● **Working data**
★ ★ ★

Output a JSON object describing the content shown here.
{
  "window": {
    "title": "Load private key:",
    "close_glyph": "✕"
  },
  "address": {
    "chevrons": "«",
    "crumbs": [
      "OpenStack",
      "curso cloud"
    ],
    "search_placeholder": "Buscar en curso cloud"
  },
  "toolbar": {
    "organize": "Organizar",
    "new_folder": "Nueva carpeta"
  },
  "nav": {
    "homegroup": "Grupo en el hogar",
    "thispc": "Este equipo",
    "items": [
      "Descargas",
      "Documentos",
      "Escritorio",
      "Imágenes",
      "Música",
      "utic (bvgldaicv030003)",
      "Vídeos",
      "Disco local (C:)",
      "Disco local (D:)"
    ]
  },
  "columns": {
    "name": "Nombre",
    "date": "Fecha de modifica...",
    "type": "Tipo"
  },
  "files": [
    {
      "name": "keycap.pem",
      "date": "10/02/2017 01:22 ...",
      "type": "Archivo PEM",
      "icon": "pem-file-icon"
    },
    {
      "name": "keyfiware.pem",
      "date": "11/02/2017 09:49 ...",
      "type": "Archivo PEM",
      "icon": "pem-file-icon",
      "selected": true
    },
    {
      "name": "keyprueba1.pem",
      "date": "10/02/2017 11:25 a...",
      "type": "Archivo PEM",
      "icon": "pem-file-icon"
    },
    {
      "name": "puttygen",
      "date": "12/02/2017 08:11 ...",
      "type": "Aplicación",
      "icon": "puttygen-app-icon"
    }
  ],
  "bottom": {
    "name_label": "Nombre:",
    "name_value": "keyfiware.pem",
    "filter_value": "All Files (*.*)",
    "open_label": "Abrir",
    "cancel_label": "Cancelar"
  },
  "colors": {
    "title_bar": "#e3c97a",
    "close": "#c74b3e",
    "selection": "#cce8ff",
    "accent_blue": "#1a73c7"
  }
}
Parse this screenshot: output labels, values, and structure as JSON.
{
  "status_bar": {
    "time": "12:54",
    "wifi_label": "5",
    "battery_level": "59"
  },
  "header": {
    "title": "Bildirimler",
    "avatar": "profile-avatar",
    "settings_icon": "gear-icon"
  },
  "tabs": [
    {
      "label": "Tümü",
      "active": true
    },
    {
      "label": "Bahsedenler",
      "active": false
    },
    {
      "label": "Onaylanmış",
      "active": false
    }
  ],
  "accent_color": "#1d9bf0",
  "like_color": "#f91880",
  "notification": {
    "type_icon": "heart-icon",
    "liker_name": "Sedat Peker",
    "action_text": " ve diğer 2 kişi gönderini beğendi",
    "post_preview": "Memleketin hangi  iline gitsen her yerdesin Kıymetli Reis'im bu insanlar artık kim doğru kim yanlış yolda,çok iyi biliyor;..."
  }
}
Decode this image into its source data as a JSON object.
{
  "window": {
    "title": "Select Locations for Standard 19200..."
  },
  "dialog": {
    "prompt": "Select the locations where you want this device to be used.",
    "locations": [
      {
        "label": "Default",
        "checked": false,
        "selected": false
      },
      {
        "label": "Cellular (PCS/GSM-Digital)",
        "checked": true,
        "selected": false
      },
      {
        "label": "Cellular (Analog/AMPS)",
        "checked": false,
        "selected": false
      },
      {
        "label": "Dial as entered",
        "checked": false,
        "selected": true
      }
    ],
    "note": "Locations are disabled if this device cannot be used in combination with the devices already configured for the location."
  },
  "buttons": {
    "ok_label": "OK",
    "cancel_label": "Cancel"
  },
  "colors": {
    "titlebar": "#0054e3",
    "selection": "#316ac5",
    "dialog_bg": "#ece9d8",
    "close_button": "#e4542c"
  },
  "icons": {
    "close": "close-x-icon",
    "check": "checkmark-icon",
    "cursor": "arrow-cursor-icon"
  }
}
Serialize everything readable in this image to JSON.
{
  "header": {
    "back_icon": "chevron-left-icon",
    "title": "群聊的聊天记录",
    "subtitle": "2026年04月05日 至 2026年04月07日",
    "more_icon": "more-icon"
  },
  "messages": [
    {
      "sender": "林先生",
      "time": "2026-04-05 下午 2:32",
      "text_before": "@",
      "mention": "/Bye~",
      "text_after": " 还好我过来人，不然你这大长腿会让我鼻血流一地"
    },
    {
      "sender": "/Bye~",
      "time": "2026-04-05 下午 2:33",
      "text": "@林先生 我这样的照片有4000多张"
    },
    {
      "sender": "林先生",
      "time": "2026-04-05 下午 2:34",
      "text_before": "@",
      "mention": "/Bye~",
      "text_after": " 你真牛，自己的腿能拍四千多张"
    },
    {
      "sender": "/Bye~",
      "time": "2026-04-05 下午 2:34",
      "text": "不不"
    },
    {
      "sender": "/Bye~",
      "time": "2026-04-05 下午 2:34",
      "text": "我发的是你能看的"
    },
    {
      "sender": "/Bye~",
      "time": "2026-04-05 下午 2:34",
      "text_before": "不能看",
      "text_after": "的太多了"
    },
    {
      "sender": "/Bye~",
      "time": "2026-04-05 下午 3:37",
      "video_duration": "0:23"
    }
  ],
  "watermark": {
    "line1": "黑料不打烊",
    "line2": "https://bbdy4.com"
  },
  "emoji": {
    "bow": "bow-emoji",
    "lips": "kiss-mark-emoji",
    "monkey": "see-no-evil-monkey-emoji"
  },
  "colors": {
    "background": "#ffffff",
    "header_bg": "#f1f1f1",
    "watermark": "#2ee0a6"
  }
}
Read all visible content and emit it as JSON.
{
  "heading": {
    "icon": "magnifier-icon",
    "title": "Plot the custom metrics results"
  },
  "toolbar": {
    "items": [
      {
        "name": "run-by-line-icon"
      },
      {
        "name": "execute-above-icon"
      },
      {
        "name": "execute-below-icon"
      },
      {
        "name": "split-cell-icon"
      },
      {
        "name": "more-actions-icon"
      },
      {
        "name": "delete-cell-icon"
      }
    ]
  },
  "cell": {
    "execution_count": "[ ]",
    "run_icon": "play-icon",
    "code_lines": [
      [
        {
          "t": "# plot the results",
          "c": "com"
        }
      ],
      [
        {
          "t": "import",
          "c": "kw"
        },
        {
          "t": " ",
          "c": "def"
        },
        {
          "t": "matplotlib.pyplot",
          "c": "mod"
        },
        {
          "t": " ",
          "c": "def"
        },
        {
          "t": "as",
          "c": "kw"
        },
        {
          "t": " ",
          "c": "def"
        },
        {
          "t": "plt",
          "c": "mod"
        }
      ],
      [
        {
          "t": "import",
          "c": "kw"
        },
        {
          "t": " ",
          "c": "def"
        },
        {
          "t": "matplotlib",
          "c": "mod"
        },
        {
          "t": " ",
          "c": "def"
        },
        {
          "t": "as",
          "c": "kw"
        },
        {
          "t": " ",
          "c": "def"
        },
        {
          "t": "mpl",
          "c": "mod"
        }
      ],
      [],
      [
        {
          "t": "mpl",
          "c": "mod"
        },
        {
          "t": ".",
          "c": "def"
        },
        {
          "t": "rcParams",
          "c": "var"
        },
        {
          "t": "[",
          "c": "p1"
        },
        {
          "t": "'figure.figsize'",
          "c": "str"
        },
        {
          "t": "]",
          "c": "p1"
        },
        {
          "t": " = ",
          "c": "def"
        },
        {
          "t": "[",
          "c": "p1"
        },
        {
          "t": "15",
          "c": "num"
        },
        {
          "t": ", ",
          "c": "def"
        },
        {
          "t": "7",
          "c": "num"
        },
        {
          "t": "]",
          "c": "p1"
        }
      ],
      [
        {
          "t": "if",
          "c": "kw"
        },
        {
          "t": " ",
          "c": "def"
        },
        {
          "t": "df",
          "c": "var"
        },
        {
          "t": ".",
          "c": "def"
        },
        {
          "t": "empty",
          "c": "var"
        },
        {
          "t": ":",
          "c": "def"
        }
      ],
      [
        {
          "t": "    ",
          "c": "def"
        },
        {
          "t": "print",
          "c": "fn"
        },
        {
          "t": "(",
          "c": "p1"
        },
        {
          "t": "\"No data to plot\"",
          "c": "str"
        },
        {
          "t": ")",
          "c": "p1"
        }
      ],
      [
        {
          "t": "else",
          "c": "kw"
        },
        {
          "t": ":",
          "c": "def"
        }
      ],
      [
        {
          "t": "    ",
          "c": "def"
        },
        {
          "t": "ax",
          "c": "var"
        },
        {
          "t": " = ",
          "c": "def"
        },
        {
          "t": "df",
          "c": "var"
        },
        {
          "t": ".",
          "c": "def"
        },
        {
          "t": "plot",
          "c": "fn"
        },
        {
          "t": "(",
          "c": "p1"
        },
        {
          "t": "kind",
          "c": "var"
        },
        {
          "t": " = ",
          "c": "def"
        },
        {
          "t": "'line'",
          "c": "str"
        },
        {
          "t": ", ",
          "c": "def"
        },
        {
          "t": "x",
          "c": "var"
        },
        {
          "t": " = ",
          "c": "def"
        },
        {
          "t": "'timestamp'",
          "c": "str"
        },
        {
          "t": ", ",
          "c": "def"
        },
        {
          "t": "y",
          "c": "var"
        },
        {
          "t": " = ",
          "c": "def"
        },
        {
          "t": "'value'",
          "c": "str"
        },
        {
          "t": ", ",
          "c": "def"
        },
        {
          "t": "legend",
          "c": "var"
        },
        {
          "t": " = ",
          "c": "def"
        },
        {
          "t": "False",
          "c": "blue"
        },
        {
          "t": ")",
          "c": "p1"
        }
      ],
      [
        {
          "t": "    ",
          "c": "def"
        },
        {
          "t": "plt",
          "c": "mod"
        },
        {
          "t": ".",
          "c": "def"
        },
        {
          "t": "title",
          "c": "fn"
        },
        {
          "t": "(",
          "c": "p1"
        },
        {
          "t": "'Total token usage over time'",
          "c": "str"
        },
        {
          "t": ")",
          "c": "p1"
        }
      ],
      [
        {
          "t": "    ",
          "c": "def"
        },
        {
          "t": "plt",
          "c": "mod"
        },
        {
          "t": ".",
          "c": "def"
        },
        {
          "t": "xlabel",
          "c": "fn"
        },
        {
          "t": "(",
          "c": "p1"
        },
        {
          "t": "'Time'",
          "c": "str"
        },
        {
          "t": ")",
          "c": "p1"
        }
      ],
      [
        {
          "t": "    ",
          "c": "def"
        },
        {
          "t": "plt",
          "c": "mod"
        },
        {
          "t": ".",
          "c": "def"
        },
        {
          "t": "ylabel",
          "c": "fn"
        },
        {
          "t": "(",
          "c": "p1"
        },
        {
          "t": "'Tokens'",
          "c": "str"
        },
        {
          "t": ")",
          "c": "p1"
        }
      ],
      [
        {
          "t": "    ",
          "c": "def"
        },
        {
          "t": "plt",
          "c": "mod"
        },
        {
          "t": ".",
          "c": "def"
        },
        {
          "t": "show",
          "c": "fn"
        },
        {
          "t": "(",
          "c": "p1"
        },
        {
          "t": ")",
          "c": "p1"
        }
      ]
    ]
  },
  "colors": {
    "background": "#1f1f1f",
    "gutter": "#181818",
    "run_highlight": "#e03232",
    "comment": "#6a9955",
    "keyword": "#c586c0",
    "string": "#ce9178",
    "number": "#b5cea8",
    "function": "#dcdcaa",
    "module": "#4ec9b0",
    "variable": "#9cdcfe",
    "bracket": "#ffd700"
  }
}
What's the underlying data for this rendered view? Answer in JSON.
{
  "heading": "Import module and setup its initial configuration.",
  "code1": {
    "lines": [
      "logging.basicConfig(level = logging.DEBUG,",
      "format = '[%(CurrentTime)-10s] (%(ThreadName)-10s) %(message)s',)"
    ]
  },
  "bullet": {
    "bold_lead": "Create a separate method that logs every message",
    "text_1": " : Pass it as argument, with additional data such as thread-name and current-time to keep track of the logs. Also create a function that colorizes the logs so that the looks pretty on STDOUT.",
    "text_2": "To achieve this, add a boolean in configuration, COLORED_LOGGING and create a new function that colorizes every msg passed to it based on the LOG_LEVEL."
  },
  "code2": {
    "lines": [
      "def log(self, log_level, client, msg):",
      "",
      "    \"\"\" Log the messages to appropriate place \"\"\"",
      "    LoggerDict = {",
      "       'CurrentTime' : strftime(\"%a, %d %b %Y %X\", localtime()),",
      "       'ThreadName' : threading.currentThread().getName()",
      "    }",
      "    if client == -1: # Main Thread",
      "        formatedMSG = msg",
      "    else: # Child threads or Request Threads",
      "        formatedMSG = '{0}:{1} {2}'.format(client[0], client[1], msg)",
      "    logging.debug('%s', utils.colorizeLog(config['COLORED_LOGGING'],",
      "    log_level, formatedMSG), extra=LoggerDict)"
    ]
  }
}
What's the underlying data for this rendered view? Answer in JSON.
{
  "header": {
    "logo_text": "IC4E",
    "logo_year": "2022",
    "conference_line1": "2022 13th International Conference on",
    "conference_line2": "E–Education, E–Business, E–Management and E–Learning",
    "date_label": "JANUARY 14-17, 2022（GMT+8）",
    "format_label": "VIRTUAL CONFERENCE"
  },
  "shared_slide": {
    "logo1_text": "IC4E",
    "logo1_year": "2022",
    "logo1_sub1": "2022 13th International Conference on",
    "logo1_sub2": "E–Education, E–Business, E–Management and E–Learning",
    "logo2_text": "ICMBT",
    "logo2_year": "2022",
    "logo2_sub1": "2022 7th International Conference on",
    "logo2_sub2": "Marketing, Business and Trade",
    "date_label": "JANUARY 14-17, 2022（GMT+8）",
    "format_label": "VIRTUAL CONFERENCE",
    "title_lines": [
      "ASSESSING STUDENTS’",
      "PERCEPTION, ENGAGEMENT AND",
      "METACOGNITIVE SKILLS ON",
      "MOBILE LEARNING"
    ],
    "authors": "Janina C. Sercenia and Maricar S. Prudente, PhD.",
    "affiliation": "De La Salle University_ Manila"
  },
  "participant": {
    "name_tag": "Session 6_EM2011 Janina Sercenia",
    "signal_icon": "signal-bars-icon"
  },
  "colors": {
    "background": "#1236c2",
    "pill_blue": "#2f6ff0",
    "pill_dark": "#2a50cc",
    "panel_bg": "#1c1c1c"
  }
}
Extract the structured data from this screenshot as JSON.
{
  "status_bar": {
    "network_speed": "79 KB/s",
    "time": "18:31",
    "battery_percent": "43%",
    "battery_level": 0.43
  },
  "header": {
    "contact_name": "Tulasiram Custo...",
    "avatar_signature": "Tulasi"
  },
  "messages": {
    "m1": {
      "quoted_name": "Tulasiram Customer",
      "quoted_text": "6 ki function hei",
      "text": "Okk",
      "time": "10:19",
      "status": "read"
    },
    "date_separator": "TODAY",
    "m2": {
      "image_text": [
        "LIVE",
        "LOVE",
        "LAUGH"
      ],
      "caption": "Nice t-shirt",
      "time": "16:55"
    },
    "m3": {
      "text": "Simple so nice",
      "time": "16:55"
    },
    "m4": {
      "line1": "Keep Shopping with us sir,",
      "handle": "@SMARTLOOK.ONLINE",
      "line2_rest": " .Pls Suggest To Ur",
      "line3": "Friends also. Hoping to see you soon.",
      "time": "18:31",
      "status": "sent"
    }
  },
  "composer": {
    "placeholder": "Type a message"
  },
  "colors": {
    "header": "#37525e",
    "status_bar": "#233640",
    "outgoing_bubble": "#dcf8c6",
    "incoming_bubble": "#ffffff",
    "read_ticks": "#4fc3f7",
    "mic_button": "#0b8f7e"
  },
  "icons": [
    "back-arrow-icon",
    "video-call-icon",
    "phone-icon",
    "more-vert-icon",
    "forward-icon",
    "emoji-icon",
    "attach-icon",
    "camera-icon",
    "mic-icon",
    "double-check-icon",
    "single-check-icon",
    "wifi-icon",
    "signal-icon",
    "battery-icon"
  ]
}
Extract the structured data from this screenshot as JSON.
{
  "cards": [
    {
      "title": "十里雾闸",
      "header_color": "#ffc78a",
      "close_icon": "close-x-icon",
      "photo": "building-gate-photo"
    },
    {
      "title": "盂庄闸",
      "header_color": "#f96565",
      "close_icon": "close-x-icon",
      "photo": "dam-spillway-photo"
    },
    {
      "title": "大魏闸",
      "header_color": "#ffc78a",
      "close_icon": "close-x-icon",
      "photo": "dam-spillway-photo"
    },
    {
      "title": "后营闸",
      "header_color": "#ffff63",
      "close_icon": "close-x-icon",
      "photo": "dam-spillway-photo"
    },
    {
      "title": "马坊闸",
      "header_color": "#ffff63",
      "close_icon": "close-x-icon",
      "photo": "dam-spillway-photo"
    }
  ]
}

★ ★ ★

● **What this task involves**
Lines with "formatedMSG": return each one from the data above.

● **Result of this exercise**
      "        formatedMSG = msg",
      "        formatedMSG = '{0}:{1} {2}'.format(client[0], client[1], msg)",
      "    log_level, formatedMSG), extra=LoggerDict)"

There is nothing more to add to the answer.